Here are some other examples of what people might do (and would have the right to do) with our recordings (and, if your record for us, your recordings):

  • make CDs of Romance of Rubber sold as a fundraiser for a charity you don’t like;
  • put Origin of the Species as background atmosphere for a pornographic film;
  • sample Fables for the Frivolous in a violent rap song;
  • use the summary of Frankenstein to promote a major motion picture;

Although these examples are far-fetched, they are all acceptable uses of public domain materials. So be aware of what you are doing when you free your recordings and text into the public domain. You really have to let go!

Why We Use the Laws of the USA

LibriVox is an international project, with volunteer readers and listeners from all over the world, and we record and make available texts in many languages. Copyright laws differ from country to country, and a work that is in the public domain in one country is not necessarily public domain in another. Our dependence on US law is a matter of practicalities and the legal suggestions we have received from various people. The main reasons that we must use US laws include:

  • the domain name is registered in the USA
  • our website is hosted in the USA
  • all our audio files are hosted in the USA
  • the vast majority of our source texts come from Project Gutenberg, which does the (arduous) legal work to assure public domain status in the USA.
  • it is impossible for us to verify the copyright status of every work in every country, or even many countries

We do our utmost to ensure that all our recordings are public domain in the USA, and we offer them up to the world for free, but if you are in another country, it’s a good idea to check the status of a particular work before downloading, otherwise you *might* be violating copyright laws.

Other Resources

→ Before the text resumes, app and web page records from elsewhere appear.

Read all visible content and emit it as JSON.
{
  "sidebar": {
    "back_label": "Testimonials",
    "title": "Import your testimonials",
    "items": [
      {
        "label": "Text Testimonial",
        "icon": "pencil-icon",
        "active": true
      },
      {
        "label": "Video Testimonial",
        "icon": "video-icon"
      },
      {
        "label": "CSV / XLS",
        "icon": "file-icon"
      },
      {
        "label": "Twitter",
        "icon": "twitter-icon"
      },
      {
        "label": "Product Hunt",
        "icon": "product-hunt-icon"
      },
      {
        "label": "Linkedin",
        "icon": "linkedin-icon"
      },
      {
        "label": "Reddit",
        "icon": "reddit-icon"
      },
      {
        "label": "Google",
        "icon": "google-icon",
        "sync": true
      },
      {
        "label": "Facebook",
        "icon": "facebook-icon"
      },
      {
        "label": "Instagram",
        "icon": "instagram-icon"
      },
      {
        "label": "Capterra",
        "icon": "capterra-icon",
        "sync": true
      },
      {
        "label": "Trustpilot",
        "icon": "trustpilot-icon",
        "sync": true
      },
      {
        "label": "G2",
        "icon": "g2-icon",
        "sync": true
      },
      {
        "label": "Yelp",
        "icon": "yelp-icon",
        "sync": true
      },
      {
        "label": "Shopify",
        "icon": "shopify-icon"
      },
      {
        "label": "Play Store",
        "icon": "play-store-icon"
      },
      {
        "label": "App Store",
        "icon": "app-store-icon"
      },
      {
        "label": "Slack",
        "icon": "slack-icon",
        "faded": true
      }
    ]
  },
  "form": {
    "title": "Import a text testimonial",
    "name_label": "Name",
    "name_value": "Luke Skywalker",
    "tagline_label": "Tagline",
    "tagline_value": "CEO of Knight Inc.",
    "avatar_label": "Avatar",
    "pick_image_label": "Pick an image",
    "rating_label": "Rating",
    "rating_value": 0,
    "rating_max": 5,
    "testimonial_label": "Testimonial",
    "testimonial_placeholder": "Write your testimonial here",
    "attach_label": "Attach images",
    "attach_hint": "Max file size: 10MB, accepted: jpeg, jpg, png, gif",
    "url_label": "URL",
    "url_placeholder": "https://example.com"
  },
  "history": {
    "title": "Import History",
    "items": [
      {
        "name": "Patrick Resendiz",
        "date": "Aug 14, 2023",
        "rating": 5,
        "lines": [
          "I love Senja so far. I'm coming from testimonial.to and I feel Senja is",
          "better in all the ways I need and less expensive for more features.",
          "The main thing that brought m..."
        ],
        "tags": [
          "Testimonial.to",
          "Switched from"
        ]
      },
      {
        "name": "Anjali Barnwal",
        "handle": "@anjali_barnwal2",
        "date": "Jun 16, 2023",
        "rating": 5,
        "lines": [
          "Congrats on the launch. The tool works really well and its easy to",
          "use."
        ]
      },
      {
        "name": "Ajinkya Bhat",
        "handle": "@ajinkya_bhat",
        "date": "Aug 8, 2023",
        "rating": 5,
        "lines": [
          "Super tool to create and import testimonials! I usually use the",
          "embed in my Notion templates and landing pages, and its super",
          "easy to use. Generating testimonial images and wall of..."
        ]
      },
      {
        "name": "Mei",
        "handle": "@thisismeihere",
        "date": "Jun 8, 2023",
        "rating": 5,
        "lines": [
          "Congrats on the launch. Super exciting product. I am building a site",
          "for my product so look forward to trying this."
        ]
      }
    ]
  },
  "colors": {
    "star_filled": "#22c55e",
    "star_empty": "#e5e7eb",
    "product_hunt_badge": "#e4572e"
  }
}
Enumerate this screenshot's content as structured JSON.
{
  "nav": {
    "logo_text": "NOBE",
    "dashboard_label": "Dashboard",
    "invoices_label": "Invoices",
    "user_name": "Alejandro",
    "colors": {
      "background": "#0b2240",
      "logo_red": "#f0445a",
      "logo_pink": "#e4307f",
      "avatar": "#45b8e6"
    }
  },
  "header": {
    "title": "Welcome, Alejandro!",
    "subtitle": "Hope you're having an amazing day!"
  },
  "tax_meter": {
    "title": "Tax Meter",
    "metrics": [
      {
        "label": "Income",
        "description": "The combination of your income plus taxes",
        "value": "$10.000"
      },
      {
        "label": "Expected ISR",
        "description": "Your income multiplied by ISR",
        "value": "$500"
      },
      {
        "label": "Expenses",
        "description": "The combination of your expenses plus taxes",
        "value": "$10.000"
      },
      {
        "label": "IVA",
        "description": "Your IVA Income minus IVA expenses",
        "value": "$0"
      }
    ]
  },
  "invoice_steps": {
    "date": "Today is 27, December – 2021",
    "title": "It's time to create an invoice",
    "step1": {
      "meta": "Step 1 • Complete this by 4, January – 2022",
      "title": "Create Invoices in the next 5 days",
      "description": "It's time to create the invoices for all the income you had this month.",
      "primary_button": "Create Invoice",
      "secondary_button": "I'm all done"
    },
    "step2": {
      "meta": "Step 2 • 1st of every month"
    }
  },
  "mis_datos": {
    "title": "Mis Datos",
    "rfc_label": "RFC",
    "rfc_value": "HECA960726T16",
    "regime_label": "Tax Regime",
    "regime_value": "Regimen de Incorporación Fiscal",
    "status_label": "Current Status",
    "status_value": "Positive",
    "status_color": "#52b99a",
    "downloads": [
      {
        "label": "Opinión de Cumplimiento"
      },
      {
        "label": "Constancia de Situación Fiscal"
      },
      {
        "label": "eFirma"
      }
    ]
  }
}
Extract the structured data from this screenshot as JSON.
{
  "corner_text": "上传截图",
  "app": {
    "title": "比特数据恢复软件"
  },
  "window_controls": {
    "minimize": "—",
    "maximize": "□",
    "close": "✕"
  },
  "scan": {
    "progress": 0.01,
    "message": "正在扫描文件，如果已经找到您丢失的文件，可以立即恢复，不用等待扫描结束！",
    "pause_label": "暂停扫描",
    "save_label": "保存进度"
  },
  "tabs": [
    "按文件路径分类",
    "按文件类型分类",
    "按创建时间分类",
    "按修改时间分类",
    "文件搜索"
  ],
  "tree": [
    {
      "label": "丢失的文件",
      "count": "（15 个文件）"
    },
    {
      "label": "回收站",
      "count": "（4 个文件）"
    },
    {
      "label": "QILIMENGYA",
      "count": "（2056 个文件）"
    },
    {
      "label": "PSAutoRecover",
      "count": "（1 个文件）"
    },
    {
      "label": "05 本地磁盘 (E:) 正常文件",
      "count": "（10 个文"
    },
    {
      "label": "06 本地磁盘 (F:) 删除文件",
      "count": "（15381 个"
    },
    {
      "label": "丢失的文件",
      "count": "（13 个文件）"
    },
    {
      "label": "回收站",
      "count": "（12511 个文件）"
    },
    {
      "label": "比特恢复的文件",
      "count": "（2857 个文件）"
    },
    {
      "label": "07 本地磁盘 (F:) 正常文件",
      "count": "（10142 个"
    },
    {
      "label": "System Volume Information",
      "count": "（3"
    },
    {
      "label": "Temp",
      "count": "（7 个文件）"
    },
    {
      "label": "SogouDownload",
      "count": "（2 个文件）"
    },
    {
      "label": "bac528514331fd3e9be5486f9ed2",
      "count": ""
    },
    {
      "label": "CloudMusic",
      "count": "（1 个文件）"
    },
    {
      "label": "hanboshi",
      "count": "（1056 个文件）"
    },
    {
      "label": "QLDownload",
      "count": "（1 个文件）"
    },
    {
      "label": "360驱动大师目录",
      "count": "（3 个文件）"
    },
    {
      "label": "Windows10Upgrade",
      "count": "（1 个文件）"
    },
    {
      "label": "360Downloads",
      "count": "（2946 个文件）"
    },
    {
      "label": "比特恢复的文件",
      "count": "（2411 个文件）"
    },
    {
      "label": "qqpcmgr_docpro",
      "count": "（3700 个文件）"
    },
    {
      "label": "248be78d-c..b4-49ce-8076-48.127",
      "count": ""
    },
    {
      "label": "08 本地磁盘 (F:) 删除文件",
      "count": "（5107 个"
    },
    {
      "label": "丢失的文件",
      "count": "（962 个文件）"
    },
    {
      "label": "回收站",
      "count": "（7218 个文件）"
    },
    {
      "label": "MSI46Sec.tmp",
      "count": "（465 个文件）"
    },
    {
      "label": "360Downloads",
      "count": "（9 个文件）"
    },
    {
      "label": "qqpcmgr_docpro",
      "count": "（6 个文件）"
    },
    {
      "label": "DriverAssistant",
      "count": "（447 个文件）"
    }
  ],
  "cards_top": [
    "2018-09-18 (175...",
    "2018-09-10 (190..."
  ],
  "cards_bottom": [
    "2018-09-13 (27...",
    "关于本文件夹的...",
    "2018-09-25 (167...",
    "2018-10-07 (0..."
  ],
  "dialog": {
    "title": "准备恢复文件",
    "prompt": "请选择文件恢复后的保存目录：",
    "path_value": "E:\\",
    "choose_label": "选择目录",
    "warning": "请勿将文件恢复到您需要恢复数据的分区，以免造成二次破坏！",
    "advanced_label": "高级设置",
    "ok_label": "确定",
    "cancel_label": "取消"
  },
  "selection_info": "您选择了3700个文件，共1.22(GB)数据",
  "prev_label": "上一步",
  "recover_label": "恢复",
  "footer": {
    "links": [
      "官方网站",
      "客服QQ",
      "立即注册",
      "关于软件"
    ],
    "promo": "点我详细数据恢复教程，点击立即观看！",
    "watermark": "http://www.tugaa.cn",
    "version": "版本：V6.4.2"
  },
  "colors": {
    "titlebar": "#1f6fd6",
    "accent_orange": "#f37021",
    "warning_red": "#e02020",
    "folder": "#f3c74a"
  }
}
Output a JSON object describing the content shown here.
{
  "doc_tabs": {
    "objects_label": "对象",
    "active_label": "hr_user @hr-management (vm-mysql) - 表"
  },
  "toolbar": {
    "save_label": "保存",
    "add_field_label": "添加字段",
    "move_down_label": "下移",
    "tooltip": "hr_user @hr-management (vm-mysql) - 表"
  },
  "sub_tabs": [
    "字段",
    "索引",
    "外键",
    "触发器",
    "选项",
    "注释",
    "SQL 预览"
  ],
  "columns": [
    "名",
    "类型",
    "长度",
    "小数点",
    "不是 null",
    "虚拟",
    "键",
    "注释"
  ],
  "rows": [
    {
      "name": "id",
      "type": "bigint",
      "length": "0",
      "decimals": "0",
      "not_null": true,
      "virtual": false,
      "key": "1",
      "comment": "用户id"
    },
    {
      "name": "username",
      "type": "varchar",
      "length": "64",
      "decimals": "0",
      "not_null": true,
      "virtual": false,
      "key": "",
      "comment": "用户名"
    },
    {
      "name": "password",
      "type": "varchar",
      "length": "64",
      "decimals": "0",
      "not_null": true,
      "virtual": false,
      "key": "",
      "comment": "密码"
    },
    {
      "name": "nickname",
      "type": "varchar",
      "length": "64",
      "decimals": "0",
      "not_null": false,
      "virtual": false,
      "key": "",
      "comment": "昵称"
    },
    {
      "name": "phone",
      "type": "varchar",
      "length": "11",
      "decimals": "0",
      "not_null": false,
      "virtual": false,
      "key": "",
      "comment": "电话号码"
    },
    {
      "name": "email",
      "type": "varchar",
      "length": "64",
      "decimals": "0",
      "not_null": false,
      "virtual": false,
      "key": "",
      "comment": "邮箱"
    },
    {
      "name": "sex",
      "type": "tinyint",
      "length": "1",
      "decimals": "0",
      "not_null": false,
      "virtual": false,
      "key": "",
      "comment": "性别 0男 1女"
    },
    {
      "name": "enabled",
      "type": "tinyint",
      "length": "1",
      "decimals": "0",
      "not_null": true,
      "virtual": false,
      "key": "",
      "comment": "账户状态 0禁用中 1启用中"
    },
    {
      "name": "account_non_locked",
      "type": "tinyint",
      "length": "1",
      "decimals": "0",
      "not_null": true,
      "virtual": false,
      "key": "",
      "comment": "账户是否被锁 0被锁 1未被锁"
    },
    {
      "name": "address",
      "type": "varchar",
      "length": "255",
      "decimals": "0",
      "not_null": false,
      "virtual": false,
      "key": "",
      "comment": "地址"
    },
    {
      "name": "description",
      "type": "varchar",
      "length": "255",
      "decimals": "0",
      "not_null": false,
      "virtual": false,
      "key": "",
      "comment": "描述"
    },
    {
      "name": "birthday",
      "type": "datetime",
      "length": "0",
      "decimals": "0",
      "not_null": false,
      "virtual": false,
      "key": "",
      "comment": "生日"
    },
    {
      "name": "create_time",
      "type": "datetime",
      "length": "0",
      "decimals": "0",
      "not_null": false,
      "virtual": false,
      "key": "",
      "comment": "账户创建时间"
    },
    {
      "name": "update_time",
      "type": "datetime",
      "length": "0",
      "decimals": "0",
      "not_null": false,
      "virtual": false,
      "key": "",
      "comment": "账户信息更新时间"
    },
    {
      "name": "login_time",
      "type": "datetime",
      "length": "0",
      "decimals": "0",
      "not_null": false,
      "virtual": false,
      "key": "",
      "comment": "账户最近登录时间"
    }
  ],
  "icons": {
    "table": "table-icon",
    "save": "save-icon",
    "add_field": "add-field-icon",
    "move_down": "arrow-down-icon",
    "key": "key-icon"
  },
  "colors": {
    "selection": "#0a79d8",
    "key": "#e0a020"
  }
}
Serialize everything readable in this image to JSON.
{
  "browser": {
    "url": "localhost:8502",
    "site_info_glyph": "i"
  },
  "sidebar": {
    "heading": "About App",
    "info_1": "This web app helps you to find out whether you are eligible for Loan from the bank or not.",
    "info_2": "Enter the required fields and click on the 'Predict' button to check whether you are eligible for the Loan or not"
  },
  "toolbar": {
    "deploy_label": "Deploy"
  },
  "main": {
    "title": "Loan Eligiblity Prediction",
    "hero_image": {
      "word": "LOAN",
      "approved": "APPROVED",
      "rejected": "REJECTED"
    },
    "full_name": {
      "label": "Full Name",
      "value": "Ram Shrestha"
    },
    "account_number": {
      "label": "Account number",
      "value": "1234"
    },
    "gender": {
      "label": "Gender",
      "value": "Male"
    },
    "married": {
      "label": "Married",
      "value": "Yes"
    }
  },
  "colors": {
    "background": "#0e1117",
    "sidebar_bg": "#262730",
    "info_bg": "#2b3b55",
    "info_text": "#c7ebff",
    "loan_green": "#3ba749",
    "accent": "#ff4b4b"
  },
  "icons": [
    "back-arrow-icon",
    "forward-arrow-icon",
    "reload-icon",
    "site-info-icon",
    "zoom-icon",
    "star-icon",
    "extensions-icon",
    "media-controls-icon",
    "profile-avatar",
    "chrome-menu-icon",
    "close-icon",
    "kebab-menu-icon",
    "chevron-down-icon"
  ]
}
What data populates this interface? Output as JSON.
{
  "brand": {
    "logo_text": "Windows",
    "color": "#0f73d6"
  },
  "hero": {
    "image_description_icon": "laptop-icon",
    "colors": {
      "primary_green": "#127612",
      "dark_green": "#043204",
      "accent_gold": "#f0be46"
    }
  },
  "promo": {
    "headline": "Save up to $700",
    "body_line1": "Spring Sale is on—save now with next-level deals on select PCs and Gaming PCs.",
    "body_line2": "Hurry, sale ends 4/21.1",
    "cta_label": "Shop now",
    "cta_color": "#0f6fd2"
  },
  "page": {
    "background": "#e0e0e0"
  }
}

Copyright law is a complicated and important business, and we encourage everyone to read more about it. Here are some resources:

Browse the catalog